The 1950’s would prove to be a melting pot of music like never before. Diversity was the state of affairs for this thriving nation and individuality would take center stage. This was the era that saw Rock and Roll music rise to supremacy, but it certainly did not stand-alone. Blues and R&B topped the charts with artists like Ella Fitzgerald, Nat King Cole, Muddy Waters and B.B. King. With The Great Depression and WWII behind them, middle-class Americans of the 1950’s were once again buying houses, cars, and lots and lots of records.
The 1950’s would prove to be a melting pot of music like never before. Diversity was the state of affairs for this thriving nation and individuality would take center stage. This was the era that saw Rock and Roll music rise to supremacy, but it certainly did not stand-alone. Blues and R&B topped the charts with artists like Ella Fitzgerald, Nat King Cole, Muddy Waters and B.B. King. Country and Western Music saw the rise of icons such as, Carl Perkins, Johnny Cash, Jerry Lee Lewis and Hank Williams. Gospel, rockabilly, pop, jazz and swing were still hanging strong. This was the decade that saw the major crossover of genres. Greats like Mario Lanza and Elvis Presley were some of the most successful crossover artists. Lanza first known for his classical style music topped the billboard charts in the 1950’s with his pop hit, Be My Love. The king of the crossover as well as the King of Rock and Roll, Elvis Presley crossed over several genres of music, including country, gospel and blues.
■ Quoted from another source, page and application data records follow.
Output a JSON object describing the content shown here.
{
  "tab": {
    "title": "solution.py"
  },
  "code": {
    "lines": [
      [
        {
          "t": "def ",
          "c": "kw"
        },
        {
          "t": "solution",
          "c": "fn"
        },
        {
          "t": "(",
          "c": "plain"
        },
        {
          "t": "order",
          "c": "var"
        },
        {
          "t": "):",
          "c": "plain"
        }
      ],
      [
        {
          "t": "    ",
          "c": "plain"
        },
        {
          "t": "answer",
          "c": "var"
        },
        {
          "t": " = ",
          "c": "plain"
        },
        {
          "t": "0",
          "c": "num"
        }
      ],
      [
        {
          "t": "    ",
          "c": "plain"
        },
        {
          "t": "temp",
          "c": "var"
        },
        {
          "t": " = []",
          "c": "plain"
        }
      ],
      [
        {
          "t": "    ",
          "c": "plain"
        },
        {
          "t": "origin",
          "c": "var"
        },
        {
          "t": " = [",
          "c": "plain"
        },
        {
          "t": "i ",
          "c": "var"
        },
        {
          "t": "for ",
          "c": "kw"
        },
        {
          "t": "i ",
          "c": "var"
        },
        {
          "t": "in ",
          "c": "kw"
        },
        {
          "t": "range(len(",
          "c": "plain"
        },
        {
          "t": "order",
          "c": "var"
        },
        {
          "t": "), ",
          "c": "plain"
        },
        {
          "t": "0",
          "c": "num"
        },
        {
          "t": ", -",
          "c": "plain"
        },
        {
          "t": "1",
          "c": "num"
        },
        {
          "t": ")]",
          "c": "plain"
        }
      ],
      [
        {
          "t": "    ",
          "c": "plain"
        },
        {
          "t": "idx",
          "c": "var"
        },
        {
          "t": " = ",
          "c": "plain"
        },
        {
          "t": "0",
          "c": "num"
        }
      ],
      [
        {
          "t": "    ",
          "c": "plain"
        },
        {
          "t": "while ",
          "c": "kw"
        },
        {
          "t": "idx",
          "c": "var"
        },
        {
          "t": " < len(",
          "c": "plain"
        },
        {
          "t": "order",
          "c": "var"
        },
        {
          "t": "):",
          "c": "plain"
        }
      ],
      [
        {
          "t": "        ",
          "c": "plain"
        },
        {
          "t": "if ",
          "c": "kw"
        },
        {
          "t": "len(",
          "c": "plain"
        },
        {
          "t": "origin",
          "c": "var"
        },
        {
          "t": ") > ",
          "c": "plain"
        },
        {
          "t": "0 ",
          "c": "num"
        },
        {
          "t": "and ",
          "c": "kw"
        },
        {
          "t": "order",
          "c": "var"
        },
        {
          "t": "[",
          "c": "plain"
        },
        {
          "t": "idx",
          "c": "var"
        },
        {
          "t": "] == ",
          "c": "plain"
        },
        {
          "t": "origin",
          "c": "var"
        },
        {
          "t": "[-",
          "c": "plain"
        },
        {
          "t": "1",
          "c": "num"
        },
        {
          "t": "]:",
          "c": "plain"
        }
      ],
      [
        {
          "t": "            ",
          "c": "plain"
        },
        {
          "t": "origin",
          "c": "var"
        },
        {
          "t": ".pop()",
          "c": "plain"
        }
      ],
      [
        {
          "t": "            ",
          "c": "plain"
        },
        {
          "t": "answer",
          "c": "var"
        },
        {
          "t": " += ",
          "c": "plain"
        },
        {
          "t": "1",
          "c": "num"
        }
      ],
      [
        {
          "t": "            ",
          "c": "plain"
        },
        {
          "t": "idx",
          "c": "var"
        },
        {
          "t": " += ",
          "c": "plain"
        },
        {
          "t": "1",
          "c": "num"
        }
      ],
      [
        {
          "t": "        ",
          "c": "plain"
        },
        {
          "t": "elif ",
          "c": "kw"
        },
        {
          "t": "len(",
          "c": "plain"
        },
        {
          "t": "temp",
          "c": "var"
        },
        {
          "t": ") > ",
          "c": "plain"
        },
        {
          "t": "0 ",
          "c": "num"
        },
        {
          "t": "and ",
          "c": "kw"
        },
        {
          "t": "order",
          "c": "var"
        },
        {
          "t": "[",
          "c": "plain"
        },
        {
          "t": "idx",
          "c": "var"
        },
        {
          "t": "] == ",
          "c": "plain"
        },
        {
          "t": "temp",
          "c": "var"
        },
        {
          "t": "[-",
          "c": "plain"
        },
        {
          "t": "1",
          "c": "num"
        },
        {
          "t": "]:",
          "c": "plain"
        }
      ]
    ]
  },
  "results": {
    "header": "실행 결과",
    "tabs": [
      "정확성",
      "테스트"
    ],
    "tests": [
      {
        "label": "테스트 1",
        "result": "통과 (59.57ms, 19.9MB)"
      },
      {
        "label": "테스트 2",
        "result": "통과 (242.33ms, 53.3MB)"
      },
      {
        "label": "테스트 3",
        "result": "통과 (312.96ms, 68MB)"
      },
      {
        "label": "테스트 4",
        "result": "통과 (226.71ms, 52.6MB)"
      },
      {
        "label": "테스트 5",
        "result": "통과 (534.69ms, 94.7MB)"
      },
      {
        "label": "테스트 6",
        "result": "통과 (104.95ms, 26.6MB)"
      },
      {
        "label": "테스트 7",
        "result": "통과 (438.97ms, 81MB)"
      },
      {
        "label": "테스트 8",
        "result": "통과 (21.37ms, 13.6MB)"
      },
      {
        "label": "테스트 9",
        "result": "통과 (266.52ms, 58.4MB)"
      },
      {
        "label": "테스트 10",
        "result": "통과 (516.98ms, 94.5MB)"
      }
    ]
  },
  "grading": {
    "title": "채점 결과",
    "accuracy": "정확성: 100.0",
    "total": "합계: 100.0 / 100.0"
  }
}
So what happened to the chart toppers of the 1940’s like Frank Sinatra, Billie Holiday, Perry Como and Bing Crosby? Well, the 1950’s were good to them as well. There was something for everyone and apparently enough to go around. The “crooners” of the previous decade were still going strong, especially in the early part of the decade.
A new consumer arrived on the scene in the mid 1950’s, and that changed the face of music forever. Teenagers were becoming the biggest record buyers and record companies were shifting their focus to this younger generation. These youngsters were not only tuning into radios at home but also in their cars. Radio D.J.’s were enjoying a celebrity level of success as well as the artists they promoted.
Poodle skirts and rolled up jeans replaced the straight skirt and suit and ties of the 1940’s and has since been identified with the Rock and Roll phenomenon of the 1950’s. New dances were introduced during this time. The ‘Twist’ and the ‘Jitterbug’ were taking America by storm. Chubby Checker helped popularize the ‘Twist’ with his hit of the same name. Televisions American Bandstand began its tenure in the 1950’s where these dances were showcased and became the rage of American teens.
New radio stations were popping up all across America. Rolling across the dial would allow you to tune into whatever genre you so desired. The early fifties served up feel good, wholesome lyrics to a Post War nation with squeaky-clean melodies from artists such as Pat Boone, Rosemary Clooney, Perry Como and Dinah Shore.
By the end of this decade we would be listening to a much different style of music from demonstrative musicians like Elvis Presley and Little Richard. It wasn’t so much that the lyrics were bold or rebellious; it was the style in which they were delivered that sent parents into such disapproving shock. Prior to the 1950’s, teenagers listened to the same music as their parents but with the introduction of Rock and Roll, kids were choosing their own music and forming their own ideals.
Rock & Roll probably stands out as the most defining genre of the decade but there is no purity in the genre itself. Its origins are a mixture of music styles that existed long before it came on the scene. Fortunately, American culture has continued to diversify and each genre that has existed since the early 1900’s has been sustained through freedom of expression. Artists that celebrate the various genres and lend their talents to each new generation satisfy the diversified musical appetites.
Each style of music speaks to a group of people. It moves them and serves to identify them with a time in history. Music tells the story of people, whether living in a time of war or peace, prosperity or poverty, self-expression or conformity. From its recordable beginnings, there is one theme that has been consistent however, and that is the expression of love. For centuries man has sung about longing for it, losing it, or gaining it.
Universal and timeless, no matter the instrument or the beat, the theme of love seems to be the crossover that everyone can relate to, and the 1950’s were no exception.